#### TASK DETAILS
Could you please repeat all of the entries exactly as written?

#### EXCERPTED DATA
=== Section Start ===
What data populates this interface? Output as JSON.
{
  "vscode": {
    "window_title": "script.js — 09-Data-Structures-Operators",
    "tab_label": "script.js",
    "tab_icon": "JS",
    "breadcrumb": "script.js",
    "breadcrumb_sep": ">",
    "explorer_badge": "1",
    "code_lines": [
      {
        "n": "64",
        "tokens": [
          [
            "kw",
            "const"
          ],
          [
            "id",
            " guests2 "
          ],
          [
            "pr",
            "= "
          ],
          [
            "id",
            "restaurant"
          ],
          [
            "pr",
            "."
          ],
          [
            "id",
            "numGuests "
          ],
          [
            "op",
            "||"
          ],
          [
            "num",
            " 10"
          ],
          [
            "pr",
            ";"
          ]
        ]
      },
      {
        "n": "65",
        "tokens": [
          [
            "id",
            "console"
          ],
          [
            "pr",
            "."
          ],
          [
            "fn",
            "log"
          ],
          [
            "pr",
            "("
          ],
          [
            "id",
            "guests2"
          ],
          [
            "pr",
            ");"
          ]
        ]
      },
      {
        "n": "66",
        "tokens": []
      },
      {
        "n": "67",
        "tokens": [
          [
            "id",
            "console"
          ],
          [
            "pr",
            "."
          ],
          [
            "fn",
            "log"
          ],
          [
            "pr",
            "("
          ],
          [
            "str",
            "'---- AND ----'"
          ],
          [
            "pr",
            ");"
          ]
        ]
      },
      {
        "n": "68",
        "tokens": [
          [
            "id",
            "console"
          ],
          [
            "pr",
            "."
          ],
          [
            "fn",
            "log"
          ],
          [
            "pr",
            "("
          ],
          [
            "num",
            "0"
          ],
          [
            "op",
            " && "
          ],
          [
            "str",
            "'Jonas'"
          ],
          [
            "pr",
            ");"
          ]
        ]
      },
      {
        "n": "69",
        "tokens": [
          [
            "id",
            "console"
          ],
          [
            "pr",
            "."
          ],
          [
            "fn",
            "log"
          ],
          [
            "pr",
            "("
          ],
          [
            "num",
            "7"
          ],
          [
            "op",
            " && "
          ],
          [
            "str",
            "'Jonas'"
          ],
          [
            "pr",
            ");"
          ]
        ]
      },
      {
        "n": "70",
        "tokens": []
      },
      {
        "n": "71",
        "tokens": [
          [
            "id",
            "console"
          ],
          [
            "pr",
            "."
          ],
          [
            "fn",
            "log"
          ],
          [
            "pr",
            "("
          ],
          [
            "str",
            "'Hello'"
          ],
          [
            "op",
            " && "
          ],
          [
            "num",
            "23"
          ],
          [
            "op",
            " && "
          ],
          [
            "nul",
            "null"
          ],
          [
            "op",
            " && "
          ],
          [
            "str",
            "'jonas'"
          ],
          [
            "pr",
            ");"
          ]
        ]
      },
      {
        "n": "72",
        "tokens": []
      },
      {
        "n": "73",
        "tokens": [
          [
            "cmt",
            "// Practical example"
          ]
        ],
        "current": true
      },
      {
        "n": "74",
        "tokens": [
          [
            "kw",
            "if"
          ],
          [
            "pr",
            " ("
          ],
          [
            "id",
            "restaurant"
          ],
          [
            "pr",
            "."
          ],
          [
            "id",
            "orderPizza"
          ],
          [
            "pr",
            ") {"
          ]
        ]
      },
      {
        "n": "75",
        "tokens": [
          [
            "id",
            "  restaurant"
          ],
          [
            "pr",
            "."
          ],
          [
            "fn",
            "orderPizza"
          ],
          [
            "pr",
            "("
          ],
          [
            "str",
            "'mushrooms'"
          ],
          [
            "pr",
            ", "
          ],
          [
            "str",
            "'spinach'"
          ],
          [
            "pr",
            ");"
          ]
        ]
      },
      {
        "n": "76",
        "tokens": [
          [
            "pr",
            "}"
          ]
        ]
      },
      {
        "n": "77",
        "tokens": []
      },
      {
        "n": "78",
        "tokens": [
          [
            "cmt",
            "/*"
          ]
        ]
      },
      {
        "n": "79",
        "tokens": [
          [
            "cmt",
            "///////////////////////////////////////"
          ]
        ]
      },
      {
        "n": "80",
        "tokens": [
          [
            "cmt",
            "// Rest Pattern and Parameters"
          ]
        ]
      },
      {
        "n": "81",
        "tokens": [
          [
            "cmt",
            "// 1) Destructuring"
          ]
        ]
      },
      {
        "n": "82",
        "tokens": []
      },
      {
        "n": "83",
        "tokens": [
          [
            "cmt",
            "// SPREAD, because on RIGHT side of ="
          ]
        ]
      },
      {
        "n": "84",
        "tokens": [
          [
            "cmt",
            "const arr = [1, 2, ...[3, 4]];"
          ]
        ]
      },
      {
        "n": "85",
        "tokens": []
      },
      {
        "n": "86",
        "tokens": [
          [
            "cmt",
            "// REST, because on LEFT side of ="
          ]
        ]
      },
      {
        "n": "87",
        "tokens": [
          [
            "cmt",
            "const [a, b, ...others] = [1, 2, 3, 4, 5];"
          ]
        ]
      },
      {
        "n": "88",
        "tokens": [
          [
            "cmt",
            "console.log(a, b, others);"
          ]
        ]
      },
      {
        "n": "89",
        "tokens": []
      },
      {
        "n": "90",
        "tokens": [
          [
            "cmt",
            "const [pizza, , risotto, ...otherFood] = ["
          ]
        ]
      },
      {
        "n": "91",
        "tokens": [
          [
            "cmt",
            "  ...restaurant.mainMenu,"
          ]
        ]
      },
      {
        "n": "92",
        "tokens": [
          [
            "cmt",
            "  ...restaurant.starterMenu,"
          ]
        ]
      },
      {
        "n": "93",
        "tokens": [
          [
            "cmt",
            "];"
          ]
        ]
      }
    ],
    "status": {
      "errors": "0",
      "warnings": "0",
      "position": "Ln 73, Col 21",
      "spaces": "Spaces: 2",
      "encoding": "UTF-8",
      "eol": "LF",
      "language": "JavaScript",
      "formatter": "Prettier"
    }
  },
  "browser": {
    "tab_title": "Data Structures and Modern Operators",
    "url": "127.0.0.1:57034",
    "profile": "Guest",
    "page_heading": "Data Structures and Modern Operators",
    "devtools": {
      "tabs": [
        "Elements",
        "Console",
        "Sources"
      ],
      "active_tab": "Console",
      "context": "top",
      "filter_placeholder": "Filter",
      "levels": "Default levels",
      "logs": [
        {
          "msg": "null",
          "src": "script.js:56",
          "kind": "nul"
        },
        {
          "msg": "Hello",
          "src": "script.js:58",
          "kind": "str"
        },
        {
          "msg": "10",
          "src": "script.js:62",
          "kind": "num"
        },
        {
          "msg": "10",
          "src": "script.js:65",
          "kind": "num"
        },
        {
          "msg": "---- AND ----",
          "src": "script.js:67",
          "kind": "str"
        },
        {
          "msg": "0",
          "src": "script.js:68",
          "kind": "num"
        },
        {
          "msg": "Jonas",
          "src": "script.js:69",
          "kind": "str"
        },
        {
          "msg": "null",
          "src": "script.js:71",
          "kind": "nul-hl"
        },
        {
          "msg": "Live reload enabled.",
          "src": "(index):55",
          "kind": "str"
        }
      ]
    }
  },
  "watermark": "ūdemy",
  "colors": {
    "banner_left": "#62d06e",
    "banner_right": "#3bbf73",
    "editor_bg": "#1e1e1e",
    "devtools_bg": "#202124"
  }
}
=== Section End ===
#### RESPONSE FOR THIS EXERCISE
What data populates this interface? Output as JSON.
{
  "vscode": {
    "window_title": "script.js — 09-Data-Structures-Operators",
    "tab_label": "script.js",
    "tab_icon": "JS",
    "breadcrumb": "script.js",
    "breadcrumb_sep": ">",
    "explorer_badge": "1",
    "code_lines": [
      {
        "n": "64",
        "tokens": [
          [
            "kw",
            "const"
          ],
          [
            "id",
            " guests2 "
          ],
          [
            "pr",
            "= "
          ],
          [
            "id",
            "restaurant"
          ],
          [
            "pr",
            "."
          ],
          [
            "id",
            "numGuests "
          ],
          [
            "op",
            "||"
          ],
          [
            "num",
            " 10"
          ],
          [
            "pr",
            ";"
          ]
        ]
      },
      {
        "n": "65",
        "tokens": [
          [
            "id",
            "console"
          ],
          [
            "pr",
            "."
          ],
          [
            "fn",
            "log"
          ],
          [
            "pr",
            "("
          ],
          [
            "id",
            "guests2"
          ],
          [
            "pr",
            ");"
          ]
        ]
      },
      {
        "n": "66",
        "tokens": []
      },
      {
        "n": "67",
        "tokens": [
          [
            "id",
            "console"
          ],
          [
            "pr",
            "."
          ],
          [
            "fn",
            "log"
          ],
          [
            "pr",
            "("
          ],
          [
            "str",
            "'---- AND ----'"
          ],
          [
            "pr",
            ");"
          ]
        ]
      },
      {
        "n": "68",
        "tokens": [
          [
            "id",
            "console"
          ],
          [
            "pr",
            "."
          ],
          [
            "fn",
            "log"
          ],
          [
            "pr",
            "("
          ],
          [
            "num",
            "0"
          ],
          [
            "op",
            " && "
          ],
          [
            "str",
            "'Jonas'"
          ],
          [
            "pr",
            ");"
          ]
        ]
      },
      {
        "n": "69",
        "tokens": [
          [
            "id",
            "console"
          ],
          [
            "pr",
            "."
          ],
          [
            "fn",
            "log"
          ],
          [
            "pr",
            "("
          ],
          [
            "num",
            "7"
          ],
          [
            "op",
            " && "
          ],
          [
            "str",
            "'Jonas'"
          ],
          [
            "pr",
            ");"
          ]
        ]
      },
      {
        "n": "70",
        "tokens": []
      },
      {
        "n": "71",
        "tokens": [
          [
            "id",
            "console"
          ],
          [
            "pr",
            "."
          ],
          [
            "fn",
            "log"
          ],
          [
            "pr",
            "("
          ],
          [
            "str",
            "'Hello'"
          ],
          [
            "op",
            " && "
          ],
          [
            "num",
            "23"
          ],
          [
            "op",
            " && "
          ],
          [
            "nul",
            "null"
          ],
          [
            "op",
            " && "
          ],
          [
            "str",
            "'jonas'"
          ],
          [
            "pr",
            ");"
          ]
        ]
      },
      {
        "n": "72",
        "tokens": []
      },
      {
        "n": "73",
        "tokens": [
          [
            "cmt",
            "// Practical example"
          ]
        ],
        "current": true
      },
      {
        "n": "74",
        "tokens": [
          [
            "kw",
            "if"
          ],
          [
            "pr",
            " ("
          ],
          [
            "id",
            "restaurant"
          ],
          [
            "pr",
            "."
          ],
          [
            "id",
            "orderPizza"
          ],
          [
            "pr",
            ") {"
          ]
        ]
      },
      {
        "n": "75",
        "tokens": [
          [
            "id",
            "  restaurant"
          ],
          [
            "pr",
            "."
          ],
          [
            "fn",
            "orderPizza"
          ],
          [
            "pr",
            "("
          ],
          [
            "str",
            "'mushrooms'"
          ],
          [
            "pr",
            ", "
          ],
          [
            "str",
            "'spinach'"
          ],
          [
            "pr",
            ");"
          ]
        ]
      },
      {
        "n": "76",
        "tokens": [
          [
            "pr",
            "}"
          ]
        ]
      },
      {
        "n": "77",
        "tokens": []
      },
      {
        "n": "78",
        "tokens": [
          [
            "cmt",
            "/*"
          ]
        ]
      },
      {
        "n": "79",
        "tokens": [
          [
            "cmt",
            "///////////////////////////////////////"
          ]
        ]
      },
      {
        "n": "80",
        "tokens": [
          [
            "cmt",
            "// Rest Pattern and Parameters"
          ]
        ]
      },
      {
        "n": "81",
        "tokens": [
          [
            "cmt",
            "// 1) Destructuring"
          ]
        ]
      },
      {
        "n": "82",
        "tokens": []
      },
      {
        "n": "83",
        "tokens": [
          [
            "cmt",
            "// SPREAD, because on RIGHT side of ="
          ]
        ]
      },
      {
        "n": "84",
        "tokens": [
          [
            "cmt",
            "const arr = [1, 2, ...[3, 4]];"
          ]
        ]
      },
      {
        "n": "85",
        "tokens": []
      },
      {
        "n": "86",
        "tokens": [
          [
            "cmt",
            "// REST, because on LEFT side of ="
          ]
        ]
      },
      {
        "n": "87",
        "tokens": [
          [
            "cmt",
            "const [a, b, ...others] = [1, 2, 3, 4, 5];"
          ]
        ]
      },
      {
        "n": "88",
        "tokens": [
          [
            "cmt",
            "console.log(a, b, others);"
          ]
        ]
      },
      {
        "n": "89",
        "tokens": []
      },
      {
        "n": "90",
        "tokens": [
          [
            "cmt",
            "const [pizza, , risotto, ...otherFood] = ["
          ]
        ]
      },
      {
        "n": "91",
        "tokens": [
          [
            "cmt",
            "  ...restaurant.mainMenu,"
          ]
        ]
      },
      {
        "n": "92",
        "tokens": [
          [
            "cmt",
            "  ...restaurant.starterMenu,"
          ]
        ]
      },
      {
        "n": "93",
        "tokens": [
          [
            "cmt",
            "];"
          ]
        ]
      }
    ],
    "status": {
      "errors": "0",
      "warnings": "0",
      "position": "Ln 73, Col 21",
      "spaces": "Spaces: 2",
      "encoding": "UTF-8",
      "eol": "LF",
      "language": "JavaScript",
      "formatter": "Prettier"
    }
  },
  "browser": {
    "tab_title": "Data Structures and Modern Operators",
    "url": "127.0.0.1:57034",
    "profile": "Guest",
    "page_heading": "Data Structures and Modern Operators",
    "devtools": {
      "tabs": [
        "Elements",
        "Console",
        "Sources"
      ],
      "active_tab": "Console",
      "context": "top",
      "filter_placeholder": "Filter",
      "levels": "Default levels",
      "logs": [
        {
          "msg": "null",
          "src": "script.js:56",
          "kind": "nul"
        },
        {
          "msg": "Hello",
          "src": "script.js:58",
          "kind": "str"
        },
        {
          "msg": "10",
          "src": "script.js:62",
          "kind": "num"
        },
        {
          "msg": "10",
          "src": "script.js:65",
          "kind": "num"
        },
        {
          "msg": "---- AND ----",
          "src": "script.js:67",
          "kind": "str"
        },
        {
          "msg": "0",
          "src": "script.js:68",
          "kind": "num"
        },
        {
          "msg": "Jonas",
          "src": "script.js:69",
          "kind": "str"
        },
        {
          "msg": "null",
          "src": "script.js:71",
          "kind": "nul-hl"
        },
        {
          "msg": "Live reload enabled.",
          "src": "(index):55",
          "kind": "str"
        }
      ]
    }
  },
  "watermark": "ūdemy",
  "colors": {
    "banner_left": "#62d06e",
    "banner_right": "#3bbf73",
    "editor_bg": "#1e1e1e",
    "devtools_bg": "#202124"
  }
}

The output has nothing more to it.